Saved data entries
>>>
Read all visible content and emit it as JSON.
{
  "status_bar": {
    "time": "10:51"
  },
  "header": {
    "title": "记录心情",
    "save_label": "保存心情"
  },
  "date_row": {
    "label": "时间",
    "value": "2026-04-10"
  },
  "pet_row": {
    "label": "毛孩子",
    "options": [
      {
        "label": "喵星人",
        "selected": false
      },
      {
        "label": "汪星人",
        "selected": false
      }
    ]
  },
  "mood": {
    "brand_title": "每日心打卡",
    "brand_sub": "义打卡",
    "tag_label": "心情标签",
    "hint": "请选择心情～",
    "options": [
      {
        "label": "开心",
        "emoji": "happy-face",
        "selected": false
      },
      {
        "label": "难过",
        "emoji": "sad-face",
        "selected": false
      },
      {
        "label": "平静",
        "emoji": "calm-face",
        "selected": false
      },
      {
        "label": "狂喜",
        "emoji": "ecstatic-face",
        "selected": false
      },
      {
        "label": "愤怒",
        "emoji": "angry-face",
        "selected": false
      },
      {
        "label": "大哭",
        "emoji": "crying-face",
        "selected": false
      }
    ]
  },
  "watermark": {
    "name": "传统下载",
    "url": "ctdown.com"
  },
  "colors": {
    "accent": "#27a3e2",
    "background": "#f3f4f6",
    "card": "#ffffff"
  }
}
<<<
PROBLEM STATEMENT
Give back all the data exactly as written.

ANSWER TO THIS EXERCISE
Read all visible content and emit it as JSON.
{
  "status_bar": {
    "time": "10:51"
  },
  "header": {
    "title": "记录心情",
    "save_label": "保存心情"
  },
  "date_row": {
    "label": "时间",
    "value": "2026-04-10"
  },
  "pet_row": {
    "label": "毛孩子",
    "options": [
      {
        "label": "喵星人",
        "selected": false
      },
      {
        "label": "汪星人",
        "selected": false
      }
    ]
  },
  "mood": {
    "brand_title": "每日心打卡",
    "brand_sub": "义打卡",
    "tag_label": "心情标签",
    "hint": "请选择心情～",
    "options": [
      {
        "label": "开心",
        "emoji": "happy-face",
        "selected": false
      },
      {
        "label": "难过",
        "emoji": "sad-face",
        "selected": false
      },
      {
        "label": "平静",
        "emoji": "calm-face",
        "selected": false
      },
      {
        "label": "狂喜",
        "emoji": "ecstatic-face",
        "selected": false
      },
      {
        "label": "愤怒",
        "emoji": "angry-face",
        "selected": false
      },
      {
        "label": "大哭",
        "emoji": "crying-face",
        "selected": false
      }
    ]
  },
  "watermark": {
    "name": "传统下载",
    "url": "ctdown.com"
  },
  "colors": {
    "accent": "#27a3e2",
    "background": "#f3f4f6",
    "card": "#ffffff"
  }
}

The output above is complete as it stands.